Creating a compost pile is easy – choose a small, shaded outdoor area, put down a layer of twigs for drainage and start adding scraps. Our recycled whelk shells are also excellent for soil drainage. Maintenance is simple. Just turn the pile once a week with a shovel or pitchfork, and soon you will be rewarded with a nutrient-dense substance that can be mixed with normal soil to supercharge your garden’s growth. Not only does composting reduce waste, but it also helps to build healthy and fertile soil, reducing reliance on synthetic fertilisers. If you’re looking for a natural fertiliser while you kick-start your composting career, try our Natural Grower concentrate.
– What you didn’t know about mulching
Like composting, mulching uses natural products and organic waste to create healthier soil in an environmentally conscious way. Mulching involves adding a layer of hardy organic material, such as leaves, straw, or grass clippings to the soil surface. Not only does it help to conserve soil moisture and reduce soil erosion, but it also suppresses weed growth by growth by blocking sunlight and reducing competition for water and nutrients. As the mulch breaks down over time, it adds organic matter to the soil, improving soil fertility and structure. Mulching is a great way to make use of those woodier materials that don’t compost as readily and is a great natural source of nitrogen, so chemical products should entirely be a thing of the past.
Our quick how-to guide:
Begin by clearing any debris, weeds, and rocks from the garden bed. Then, spread a layer of mulch evenly across the soil surface of your garden and plants, making sure to avoid piling it too high around the plant stems. Aim for an average depth of around 3 to 5 inches (7 to 12cm). Remember to replenish the mulch layer regularly, as it decomposes over time.
– Why we love rainwater harvesting
Rainwater or greywater collection has many benefits for your garden and the environment. By collecting and storing rainwater, you can reduce your reliance on municipal water supplies, which often require significant energy to treat and transport. Rainwater has a neutral pH and is free of contaminants, making it the healthiest choice for gardens as well as other uses.
Our quick how-to guide:
Starting rainwater harvesting is as simple as putting a collection container (with a mesh cover for filtration) under a gutter or downspout.

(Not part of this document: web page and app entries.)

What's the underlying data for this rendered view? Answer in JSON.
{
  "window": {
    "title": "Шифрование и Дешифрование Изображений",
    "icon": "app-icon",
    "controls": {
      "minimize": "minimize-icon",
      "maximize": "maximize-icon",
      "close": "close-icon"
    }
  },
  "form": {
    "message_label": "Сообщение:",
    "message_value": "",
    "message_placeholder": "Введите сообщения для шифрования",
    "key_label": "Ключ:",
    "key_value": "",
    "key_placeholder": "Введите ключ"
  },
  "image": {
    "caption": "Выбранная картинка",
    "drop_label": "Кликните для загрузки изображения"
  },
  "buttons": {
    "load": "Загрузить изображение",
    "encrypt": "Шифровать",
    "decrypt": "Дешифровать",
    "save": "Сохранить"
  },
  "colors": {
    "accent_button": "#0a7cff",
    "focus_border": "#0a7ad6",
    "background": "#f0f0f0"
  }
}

Containers can be purpose-built, but creating one out of a reclaimed item like an old garbage bin is both a great DIY upcycling project and a sustainability bonus. The saved rainwater can be scooped out or run from a spigot in the container whenever your garden needs it.
Healthy soil, happy planet! Take extra pride in showing off your garden this year, knowing that you did it all yourself AND made significant changes to how much waste your household produces.